— Your instructions —
In the records that come next, find every line with "structure". Return those lines.

++++++++++++++++++++

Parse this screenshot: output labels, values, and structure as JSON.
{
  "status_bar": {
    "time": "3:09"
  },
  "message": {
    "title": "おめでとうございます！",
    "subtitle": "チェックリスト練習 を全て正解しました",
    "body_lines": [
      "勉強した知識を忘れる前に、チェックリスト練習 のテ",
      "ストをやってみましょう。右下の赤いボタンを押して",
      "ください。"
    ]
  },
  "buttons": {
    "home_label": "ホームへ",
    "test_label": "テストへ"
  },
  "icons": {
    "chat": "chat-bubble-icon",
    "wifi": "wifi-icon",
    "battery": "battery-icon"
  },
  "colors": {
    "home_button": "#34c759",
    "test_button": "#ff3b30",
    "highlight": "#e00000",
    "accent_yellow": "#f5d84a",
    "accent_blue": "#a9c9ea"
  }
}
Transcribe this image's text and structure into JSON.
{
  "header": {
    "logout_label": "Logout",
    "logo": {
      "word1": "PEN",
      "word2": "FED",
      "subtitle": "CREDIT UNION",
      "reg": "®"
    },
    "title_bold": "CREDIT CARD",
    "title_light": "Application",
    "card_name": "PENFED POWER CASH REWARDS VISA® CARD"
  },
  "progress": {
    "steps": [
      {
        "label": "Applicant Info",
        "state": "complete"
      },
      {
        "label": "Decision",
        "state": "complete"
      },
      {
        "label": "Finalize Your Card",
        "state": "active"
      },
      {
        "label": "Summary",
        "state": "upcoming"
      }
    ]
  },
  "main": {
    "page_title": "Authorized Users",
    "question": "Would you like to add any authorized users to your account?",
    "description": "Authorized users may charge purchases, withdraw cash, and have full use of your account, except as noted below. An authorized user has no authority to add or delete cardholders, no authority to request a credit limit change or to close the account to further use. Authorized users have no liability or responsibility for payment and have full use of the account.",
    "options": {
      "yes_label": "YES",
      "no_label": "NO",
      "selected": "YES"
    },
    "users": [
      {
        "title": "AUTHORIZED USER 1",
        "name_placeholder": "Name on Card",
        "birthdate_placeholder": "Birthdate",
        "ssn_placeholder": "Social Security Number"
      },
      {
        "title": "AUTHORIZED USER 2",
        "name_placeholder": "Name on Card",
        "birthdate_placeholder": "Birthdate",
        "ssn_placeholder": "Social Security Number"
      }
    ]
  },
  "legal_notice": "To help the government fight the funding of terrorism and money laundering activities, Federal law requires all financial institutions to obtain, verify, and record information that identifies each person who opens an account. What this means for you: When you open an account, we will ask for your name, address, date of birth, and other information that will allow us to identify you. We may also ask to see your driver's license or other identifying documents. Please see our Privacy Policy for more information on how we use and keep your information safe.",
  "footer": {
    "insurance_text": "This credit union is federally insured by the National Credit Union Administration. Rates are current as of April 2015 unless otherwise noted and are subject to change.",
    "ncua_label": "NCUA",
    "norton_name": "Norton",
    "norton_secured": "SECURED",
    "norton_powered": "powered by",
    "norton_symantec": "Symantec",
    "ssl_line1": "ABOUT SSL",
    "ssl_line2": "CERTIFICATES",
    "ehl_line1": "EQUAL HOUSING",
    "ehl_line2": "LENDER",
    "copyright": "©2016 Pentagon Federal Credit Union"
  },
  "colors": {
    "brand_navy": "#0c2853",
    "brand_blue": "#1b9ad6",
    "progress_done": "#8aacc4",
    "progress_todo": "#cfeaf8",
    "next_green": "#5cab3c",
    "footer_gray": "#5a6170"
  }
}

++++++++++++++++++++

— Answer below —
Parse this screenshot: output labels, values, and structure as JSON.
Transcribe this image's text and structure into JSON.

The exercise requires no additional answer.